Our Approach to Voice User Testing

As the role of voice continues to expand and evolve at a rapid pace, the product team at Arrive embarked on an extensive research and testing track to discover how to best utilize Alexa in what we call the last mile of mobility.

To successfully design an easy-to-use voice parking product, it’s imperative to stay at the forefront of technical capabilities while fully grasping user comprehension. With testing, the Arrive product team hoped to refine our Alexa Skill to create a thoughtful and beneficial experience for our customers. 

Before getting started, we identified a series of goals: 

  • Gauge current user comprehension of Alexa capabilities
  • Gain an understanding of how users expect to use Alexa for parking
  • Identify areas of frustration
  • Identify and prioritize enhancements based on issue frequency and severity level
  • Discover when and where the user expects information

Currently, most user experience testing practices are meant for visual interfaces, such as phones, touch screens, etc. And since voice products are relatively new, there are few defined formal recommendations for user testing. The product team bridged this gap by developing a non-biased research approach for our Skill.

User Testing

We began each testing session by interviewing the participants about how they used Alexa. Turns out most participants used Alexa for weather forecasts and driving directions, but not much else.

After gathering background information, we then asked users to book parking uninterrupted without providing instructions or context, in order to mimic real-world interactions.

When the user finished, we asked high-level questions, such as “What was your general impression of the Skill?” and “Did you feel frustrated with Alexa at any point?” These questions were designed to garner expansive and thoughtful responses about the Skill without leading them down a specific path.


As testing went on, we realized how important it was to provide detailed instructions and phrases to help the user navigate the parking experience. Some users struggled when they used language that the Skill couldn’t recognize. After we outlined common phrases and actions within the Skill, confusion was greatly reduced for inexperienced Alexa users. 

We also identified key transitions along the journey where the user expected specific parking information. By focusing on these areas and highlighting essential information, we minimized deadends, reduced frustrations, and helped the user understand the Skill’s capabilities. 

Also, we realized It’s important to create an experience that’s customized specifically for Alexa users. Google, Siri, and other voice users have different expectations and preferences.

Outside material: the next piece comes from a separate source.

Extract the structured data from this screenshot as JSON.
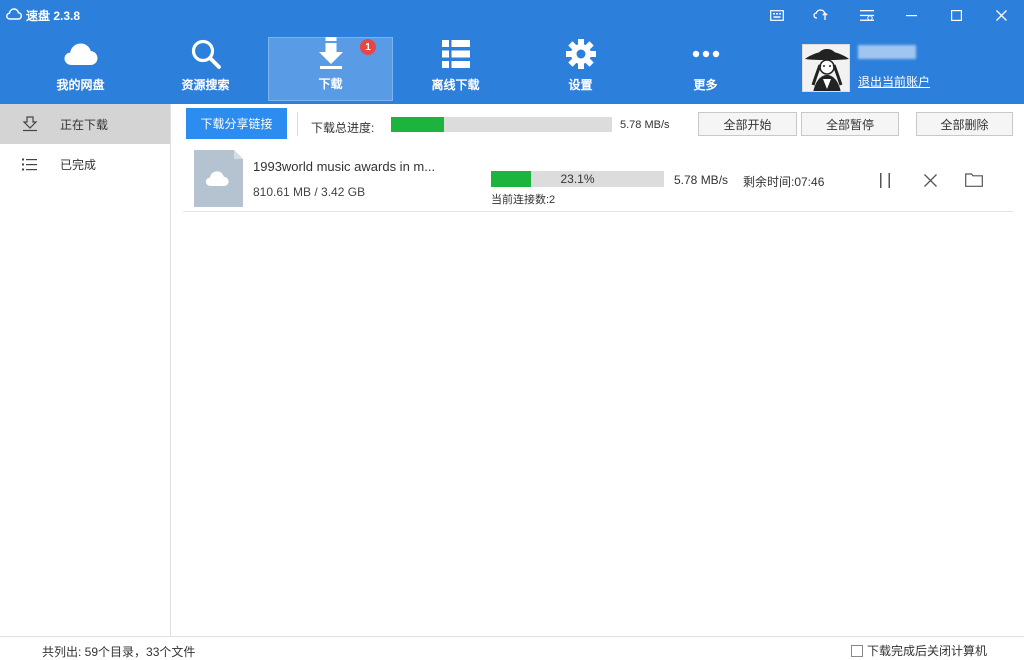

Our team at work
The team at work


Once we implemented these findings, the product team was able to reduce the number of turns within the user flow from nine or more to as little as five. This reduction lowered the average completion time from 98 seconds to 69 seconds, which was a huge accomplishment!

Through research and testing we were able to identify areas of improvement and enhance the overall user experience. This will ultimately make it easier for customers to find and book parking with Alexa.

Once our updates and improvements were made, we were able to create an easy path for booking seen below. 

A simplified view of the ParkWhiz Alexa skill flow
A simplified view of the ParkWhiz Alexa skill flow

If you have any thoughts or voice research you’d like to share, we would love to hear from you! 

Contact us to get the conversation started.